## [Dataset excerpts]
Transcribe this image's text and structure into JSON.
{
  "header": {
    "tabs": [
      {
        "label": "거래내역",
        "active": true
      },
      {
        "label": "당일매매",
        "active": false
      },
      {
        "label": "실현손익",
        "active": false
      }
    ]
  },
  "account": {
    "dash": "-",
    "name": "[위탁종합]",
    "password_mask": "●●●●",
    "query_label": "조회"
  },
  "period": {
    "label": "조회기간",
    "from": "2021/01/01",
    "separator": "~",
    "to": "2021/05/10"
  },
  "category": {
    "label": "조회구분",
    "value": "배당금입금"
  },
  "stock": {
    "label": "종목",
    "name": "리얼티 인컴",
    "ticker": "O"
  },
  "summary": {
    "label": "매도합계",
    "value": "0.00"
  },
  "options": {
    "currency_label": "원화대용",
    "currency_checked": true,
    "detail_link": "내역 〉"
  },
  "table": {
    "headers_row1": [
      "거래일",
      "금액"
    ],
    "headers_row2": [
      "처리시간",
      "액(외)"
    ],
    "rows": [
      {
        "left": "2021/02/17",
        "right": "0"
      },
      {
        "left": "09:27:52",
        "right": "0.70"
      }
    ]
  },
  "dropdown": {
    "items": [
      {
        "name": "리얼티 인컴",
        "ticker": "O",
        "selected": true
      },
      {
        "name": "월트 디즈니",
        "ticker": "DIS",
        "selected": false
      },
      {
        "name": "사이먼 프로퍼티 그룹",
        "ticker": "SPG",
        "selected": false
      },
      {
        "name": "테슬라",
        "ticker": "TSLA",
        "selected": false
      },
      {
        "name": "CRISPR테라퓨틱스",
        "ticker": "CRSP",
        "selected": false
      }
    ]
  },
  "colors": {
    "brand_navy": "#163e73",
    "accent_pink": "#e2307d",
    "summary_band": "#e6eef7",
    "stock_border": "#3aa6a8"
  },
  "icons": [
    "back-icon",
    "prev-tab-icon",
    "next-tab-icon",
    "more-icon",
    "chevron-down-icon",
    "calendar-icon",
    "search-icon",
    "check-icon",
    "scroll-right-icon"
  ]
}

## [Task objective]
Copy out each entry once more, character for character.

## [Reply to the exercise]
Transcribe this image's text and structure into JSON.
{
  "header": {
    "tabs": [
      {
        "label": "거래내역",
        "active": true
      },
      {
        "label": "당일매매",
        "active": false
      },
      {
        "label": "실현손익",
        "active": false
      }
    ]
  },
  "account": {
    "dash": "-",
    "name": "[위탁종합]",
    "password_mask": "●●●●",
    "query_label": "조회"
  },
  "period": {
    "label": "조회기간",
    "from": "2021/01/01",
    "separator": "~",
    "to": "2021/05/10"
  },
  "category": {
    "label": "조회구분",
    "value": "배당금입금"
  },
  "stock": {
    "label": "종목",
    "name": "리얼티 인컴",
    "ticker": "O"
  },
  "summary": {
    "label": "매도합계",
    "value": "0.00"
  },
  "options": {
    "currency_label": "원화대용",
    "currency_checked": true,
    "detail_link": "내역 〉"
  },
  "table": {
    "headers_row1": [
      "거래일",
      "금액"
    ],
    "headers_row2": [
      "처리시간",
      "액(외)"
    ],
    "rows": [
      {
        "left": "2021/02/17",
        "right": "0"
      },
      {
        "left": "09:27:52",
        "right": "0.70"
      }
    ]
  },
  "dropdown": {
    "items": [
      {
        "name": "리얼티 인컴",
        "ticker": "O",
        "selected": true
      },
      {
        "name": "월트 디즈니",
        "ticker": "DIS",
        "selected": false
      },
      {
        "name": "사이먼 프로퍼티 그룹",
        "ticker": "SPG",
        "selected": false
      },
      {
        "name": "테슬라",
        "ticker": "TSLA",
        "selected": false
      },
      {
        "name": "CRISPR테라퓨틱스",
        "ticker": "CRSP",
        "selected": false
      }
    ]
  },
  "colors": {
    "brand_navy": "#163e73",
    "accent_pink": "#e2307d",
    "summary_band": "#e6eef7",
    "stock_border": "#3aa6a8"
  },
  "icons": [
    "back-icon",
    "prev-tab-icon",
    "next-tab-icon",
    "more-icon",
    "chevron-down-icon",
    "calendar-icon",
    "search-icon",
    "check-icon",
    "scroll-right-icon"
  ]
}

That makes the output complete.